The Lightning Thief: The Percy Jackson Musical
Book by Joe Tracz, music and lyrics by Rob Rokicki, adapted from the book, The Lightning Thief by Rick Riordan
Longacre Theatre, New York
As most visitors to the Longacre Theatre will be well aware, Percy Jackson is the youthful star of a series of popular novels for teens by Rick Riordan, not to mention a film and now this musical.
The current incarnation, directed by Stephen Brackett, started life off-Broadway and proved so popular with young audiences that it has stepped up to the top league.
Even so, the production rather betrays its origins, looking more like an enlarged version of the original than an all-singing, all-dancing blockbuster designed or redesigned for a major stage. That is not necessarily to denigrate a show that does exactly what its legions of fans will expect.
For two hours, a cast of seven supported by a rock band exude energy and enthusiasm, doing their best to fill the large stage as they relate a story set amongst American kids today but with strong echoes of Greek mythology.
The protagonist, played by Chris McCarrell, is a rather nerdy youngster who suffers from ADHD and dyslexia. Having literally lost his father, his mother, played by the tuneful Jalynn Steele, also passes.
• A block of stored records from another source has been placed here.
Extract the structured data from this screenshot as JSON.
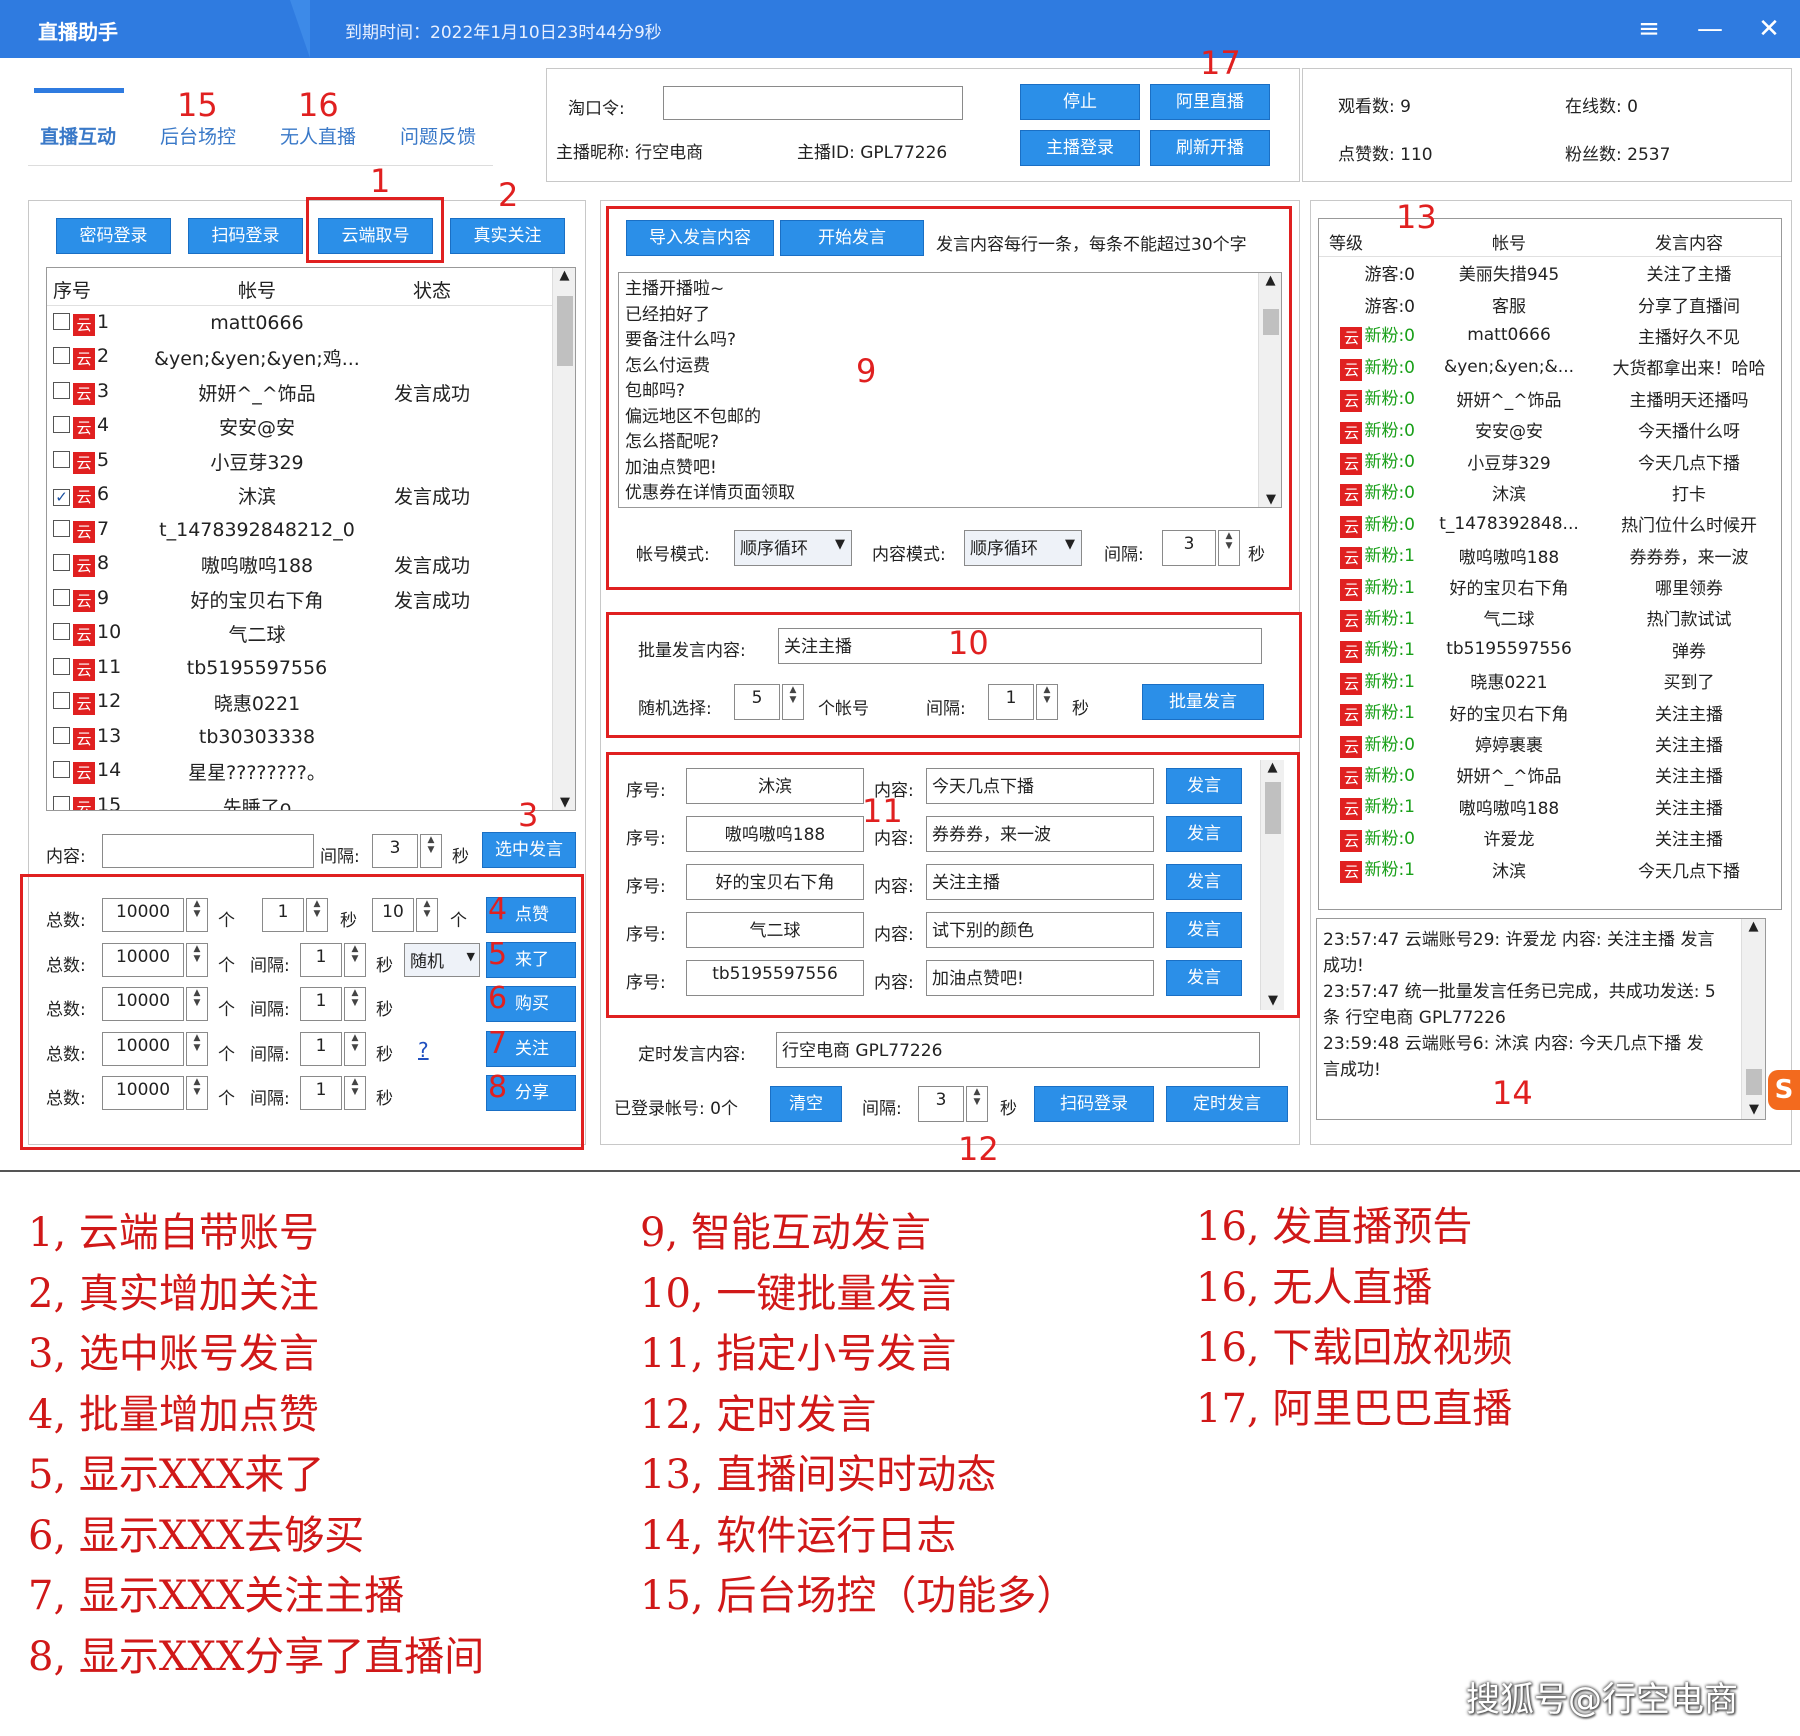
{
  "titlebar": {
    "app": "直播助手",
    "expire": "到期时间：2022年1月10日23时44分9秒"
  },
  "tabs": [
    "直播互动",
    "后台场控",
    "无人直播",
    "问题反馈"
  ],
  "top": {
    "taokouling_label": "淘口令:",
    "nickname": "主播昵称: 行空电商",
    "anchor_id": "主播ID: GPL77226",
    "btn_stop": "停止",
    "btn_ali": "阿里直播",
    "btn_login": "主播登录",
    "btn_refresh": "刷新开播",
    "watch": "观看数: 9",
    "online": "在线数: 0",
    "likes": "点赞数: 110",
    "fans": "粉丝数: 2537"
  },
  "left": {
    "buttons": [
      "密码登录",
      "扫码登录",
      "云端取号",
      "真实关注"
    ],
    "headers": [
      "序号",
      "帐号",
      "状态"
    ],
    "yun": "云",
    "rows": [
      {
        "n": "1",
        "acc": "matt0666",
        "st": "",
        "ck": false
      },
      {
        "n": "2",
        "acc": "&yen;&yen;&yen;鸡...",
        "st": "",
        "ck": false
      },
      {
        "n": "3",
        "acc": "妍妍^_^饰品",
        "st": "发言成功",
        "ck": false
      },
      {
        "n": "4",
        "acc": "安安@安",
        "st": "",
        "ck": false
      },
      {
        "n": "5",
        "acc": "小豆芽329",
        "st": "",
        "ck": false
      },
      {
        "n": "6",
        "acc": "沐滨",
        "st": "发言成功",
        "ck": true
      },
      {
        "n": "7",
        "acc": "t_1478392848212_0",
        "st": "",
        "ck": false
      },
      {
        "n": "8",
        "acc": "嗷呜嗷呜188",
        "st": "发言成功",
        "ck": false
      },
      {
        "n": "9",
        "acc": "好的宝贝右下角",
        "st": "发言成功",
        "ck": false
      },
      {
        "n": "10",
        "acc": "气二球",
        "st": "",
        "ck": false
      },
      {
        "n": "11",
        "acc": "tb5195597556",
        "st": "",
        "ck": false
      },
      {
        "n": "12",
        "acc": "晓惠0221",
        "st": "",
        "ck": false
      },
      {
        "n": "13",
        "acc": "tb30303338",
        "st": "",
        "ck": false
      },
      {
        "n": "14",
        "acc": "星星????????。",
        "st": "",
        "ck": false
      },
      {
        "n": "15",
        "acc": "先睡了o",
        "st": "",
        "ck": false
      }
    ],
    "content_label": "内容:",
    "interval_label": "间隔:",
    "interval_val": "3",
    "sec": "秒",
    "btn_selected": "选中发言"
  },
  "boost": {
    "total_label": "总数:",
    "unit": "个",
    "sec": "秒",
    "interval_label": "间隔:",
    "rows": [
      {
        "total": "10000",
        "a": "1",
        "b": "10",
        "btn": "点赞",
        "num": "4"
      },
      {
        "total": "10000",
        "a": "1",
        "sel": "随机",
        "btn": "来了",
        "num": "5"
      },
      {
        "total": "10000",
        "a": "1",
        "btn": "购买",
        "num": "6"
      },
      {
        "total": "10000",
        "a": "1",
        "q": "?",
        "btn": "关注",
        "num": "7"
      },
      {
        "total": "10000",
        "a": "1",
        "btn": "分享",
        "num": "8"
      }
    ]
  },
  "speech": {
    "btn_import": "导入发言内容",
    "btn_start": "开始发言",
    "hint": "发言内容每行一条，每条不能超过30个字",
    "lines": [
      "主播开播啦~",
      "已经拍好了",
      "要备注什么吗?",
      "怎么付运费",
      "包邮吗?",
      "偏远地区不包邮的",
      "怎么搭配呢?",
      "加油点赞吧!",
      "优惠券在详情页面领取"
    ],
    "acc_mode_label": "帐号模式:",
    "acc_mode": "顺序循环",
    "content_mode_label": "内容模式:",
    "content_mode": "顺序循环",
    "interval_label": "间隔:",
    "interval_val": "3",
    "sec": "秒"
  },
  "batch": {
    "content_label": "批量发言内容:",
    "content": "关注主播",
    "random_label": "随机选择:",
    "random_val": "5",
    "acc_unit": "个帐号",
    "interval_label": "间隔:",
    "interval_val": "1",
    "sec": "秒",
    "btn": "批量发言"
  },
  "assign": {
    "seq_label": "序号:",
    "content_label": "内容:",
    "btn": "发言",
    "rows": [
      {
        "acc": "沐滨",
        "txt": "今天几点下播"
      },
      {
        "acc": "嗷呜嗷呜188",
        "txt": "券券券，来一波"
      },
      {
        "acc": "好的宝贝右下角",
        "txt": "关注主播"
      },
      {
        "acc": "气二球",
        "txt": "试下别的颜色"
      },
      {
        "acc": "tb5195597556",
        "txt": "加油点赞吧!"
      }
    ]
  },
  "timed": {
    "label": "定时发言内容:",
    "content": "行空电商 GPL77226",
    "logged": "已登录帐号: 0个",
    "btn_clear": "清空",
    "interval_label": "间隔:",
    "interval_val": "3",
    "sec": "秒",
    "btn_scan": "扫码登录",
    "btn_timed": "定时发言"
  },
  "feed": {
    "headers": [
      "等级",
      "帐号",
      "发言内容"
    ],
    "rows": [
      {
        "lvl": "游客:0",
        "yun": false,
        "acc": "美丽失措945",
        "msg": "关注了主播"
      },
      {
        "lvl": "游客:0",
        "yun": false,
        "acc": "客服",
        "msg": "分享了直播间"
      },
      {
        "lvl": "新粉:0",
        "yun": true,
        "acc": "matt0666",
        "msg": "主播好久不见"
      },
      {
        "lvl": "新粉:0",
        "yun": true,
        "acc": "&yen;&yen;&...",
        "msg": "大货都拿出来！哈哈"
      },
      {
        "lvl": "新粉:0",
        "yun": true,
        "acc": "妍妍^_^饰品",
        "msg": "主播明天还播吗"
      },
      {
        "lvl": "新粉:0",
        "yun": true,
        "acc": "安安@安",
        "msg": "今天播什么呀"
      },
      {
        "lvl": "新粉:0",
        "yun": true,
        "acc": "小豆芽329",
        "msg": "今天几点下播"
      },
      {
        "lvl": "新粉:0",
        "yun": true,
        "acc": "沐滨",
        "msg": "打卡"
      },
      {
        "lvl": "新粉:0",
        "yun": true,
        "acc": "t_1478392848...",
        "msg": "热门位什么时候开"
      },
      {
        "lvl": "新粉:1",
        "yun": true,
        "acc": "嗷呜嗷呜188",
        "msg": "券券券，来一波"
      },
      {
        "lvl": "新粉:1",
        "yun": true,
        "acc": "好的宝贝右下角",
        "msg": "哪里领券"
      },
      {
        "lvl": "新粉:1",
        "yun": true,
        "acc": "气二球",
        "msg": "热门款试试"
      },
      {
        "lvl": "新粉:1",
        "yun": true,
        "acc": "tb5195597556",
        "msg": "弹券"
      },
      {
        "lvl": "新粉:1",
        "yun": true,
        "acc": "晓惠0221",
        "msg": "买到了"
      },
      {
        "lvl": "新粉:1",
        "yun": true,
        "acc": "好的宝贝右下角",
        "msg": "关注主播"
      },
      {
        "lvl": "新粉:0",
        "yun": true,
        "acc": "婷婷裹裹",
        "msg": "关注主播"
      },
      {
        "lvl": "新粉:0",
        "yun": true,
        "acc": "妍妍^_^饰品",
        "msg": "关注主播"
      },
      {
        "lvl": "新粉:1",
        "yun": true,
        "acc": "嗷呜嗷呜188",
        "msg": "关注主播"
      },
      {
        "lvl": "新粉:0",
        "yun": true,
        "acc": "许爱龙",
        "msg": "关注主播"
      },
      {
        "lvl": "新粉:1",
        "yun": true,
        "acc": "沐滨",
        "msg": "今天几点下播"
      }
    ]
  },
  "log": {
    "lines": [
      "23:57:47 云端账号29: 许爱龙 内容: 关注主播 发言",
      "成功!",
      "23:57:47 统一批量发言任务已完成，共成功发送: 5",
      "条 行空电商 GPL77226",
      "23:59:48 云端账号6: 沐滨 内容: 今天几点下播 发",
      "言成功!"
    ]
  },
  "annotations": {
    "n1": "1",
    "n2": "2",
    "n3": "3",
    "n9": "9",
    "n10": "10",
    "n11": "11",
    "n12": "12",
    "n13": "13",
    "n14": "14",
    "n15": "15",
    "n16": "16",
    "n17": "17"
  },
  "captions": {
    "col1": [
      "1, 云端自带账号",
      "2, 真实增加关注",
      "3, 选中账号发言",
      "4, 批量增加点赞",
      "5, 显示XXX来了",
      "6, 显示XXX去够买",
      "7, 显示XXX关注主播",
      "8, 显示XXX分享了直播间"
    ],
    "col2": [
      "9, 智能互动发言",
      "10, 一键批量发言",
      "11, 指定小号发言",
      "12, 定时发言",
      "13, 直播间实时动态",
      "14, 软件运行日志",
      "15, 后台场控（功能多）"
    ],
    "col3": [
      "16, 发直播预告",
      "16, 无人直播",
      "16, 下载回放视频",
      "17, 阿里巴巴直播"
    ]
  },
  "watermark": "搜狐号@行空电商"
}
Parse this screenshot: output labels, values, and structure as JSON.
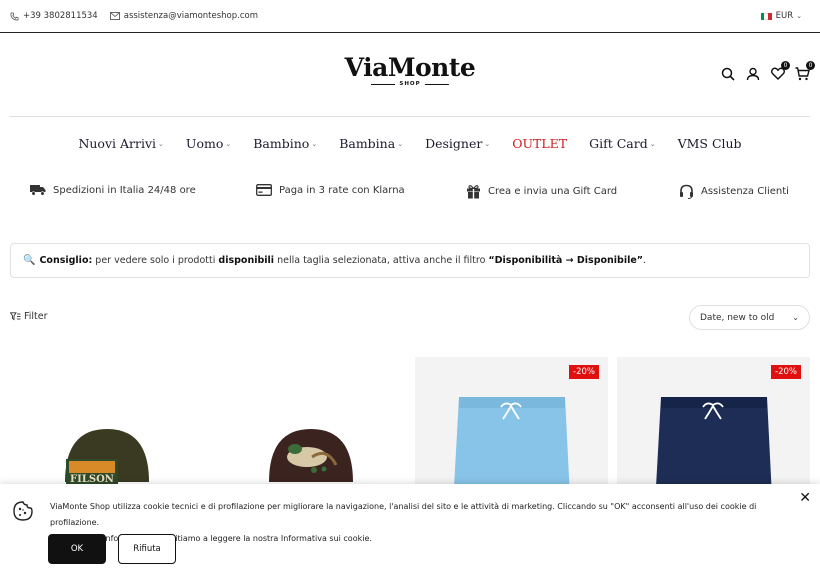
{
  "topbar": {
    "phone": "+39 3802811534",
    "email": "assistenza@viamonteshop.com",
    "currency": "EUR",
    "flag_colors": [
      "#009246",
      "#ffffff",
      "#ce2b37"
    ]
  },
  "header": {
    "logo_name": "ViaMonte",
    "logo_sub": "SHOP",
    "icons": [
      "search-icon",
      "user-icon",
      "heart-icon",
      "cart-icon"
    ],
    "wishlist_count": "0",
    "cart_count": "0"
  },
  "nav": {
    "items": [
      {
        "label": "Nuovi Arrivi",
        "has_dropdown": true
      },
      {
        "label": "Uomo",
        "has_dropdown": true
      },
      {
        "label": "Bambino",
        "has_dropdown": true
      },
      {
        "label": "Bambina",
        "has_dropdown": true
      },
      {
        "label": "Designer",
        "has_dropdown": true
      },
      {
        "label": "OUTLET",
        "has_dropdown": false,
        "color": "#d11a1a"
      },
      {
        "label": "Gift Card",
        "has_dropdown": true
      },
      {
        "label": "VMS Club",
        "has_dropdown": false
      }
    ]
  },
  "features": [
    {
      "icon": "truck-icon",
      "label": "Spedizioni in Italia 24/48 ore"
    },
    {
      "icon": "credit-card-icon",
      "label": "Paga in 3 rate con Klarna"
    },
    {
      "icon": "gift-icon",
      "label": "Crea e invia una Gift Card"
    },
    {
      "icon": "headset-icon",
      "label": "Assistenza Clienti"
    }
  ],
  "tip": {
    "icon": "magnifier-icon",
    "label": "Consiglio:",
    "text1": "per vedere solo i prodotti",
    "bold1": "disponibili",
    "text2": "nella taglia selezionata, attiva anche il filtro",
    "bold2": "“Disponibilità → Disponibile”",
    "end": "."
  },
  "toolbar": {
    "filter_label": "Filter",
    "sort_value": "Date, new to old"
  },
  "products": [
    {
      "name": "filson-cap",
      "color": "#3a3a22",
      "discount": ""
    },
    {
      "name": "duck-cap",
      "color": "#3b2320",
      "discount": ""
    },
    {
      "name": "light-blue-swim-shorts",
      "color": "#88c4e8",
      "discount": "-20%"
    },
    {
      "name": "navy-swim-shorts",
      "color": "#1d2d55",
      "discount": "-20%"
    }
  ],
  "cookie": {
    "line1": "ViaMonte Shop utilizza cookie tecnici e di profilazione per migliorare la navigazione, l'analisi del sito e le attività di marketing. Cliccando su \"OK\" acconsenti all'uso dei cookie di profilazione.",
    "line2": "Per maggiori informazioni ti invitiamo a leggere la nostra Informativa sui cookie.",
    "ok_label": "OK",
    "reject_label": "Rifiuta"
  }
}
As a result, the lad ends up in a summer camp for demigods where he meets and befriends two other misfits, Kristin Stokes as Annabeth and Jorrel Javier playing Grover.
As becomes apparent, these are not your usual kids because they come into the category of “half-bloods”, since in each case one of their parents is mortal and the other a god.
It takes time but our semi-mythical Clark Kent discovers that his father is none other than Poseidon, God of the Sea.
Following a series of unfortunate occurrences, most of the spectacle injected thanks to the efforts of lighting designer David Lander plus some simple puppets, the trio sets off on a quest to find Hades in the Underworld.
This is the set-up for a relatively thrilling adventure that will keep the kids happy, while providing enough entertainment to ensure that adult companions are on board too.
The music is always lively with some high points, especially when Kristin Stokes sings about “My Grand Plan” and then the whole company bring the final curtain down with their challenge to “Bring on the Monsters”.
While The Lightning Thief may not be high art, it is entertaining and educational, primarily because while there are willing Percy Jackson and his pals on to overcome a series of challenges and baddies, kids will also painlessly learn the rudiments of Greek mythology.
Reviewer: Philip Fisher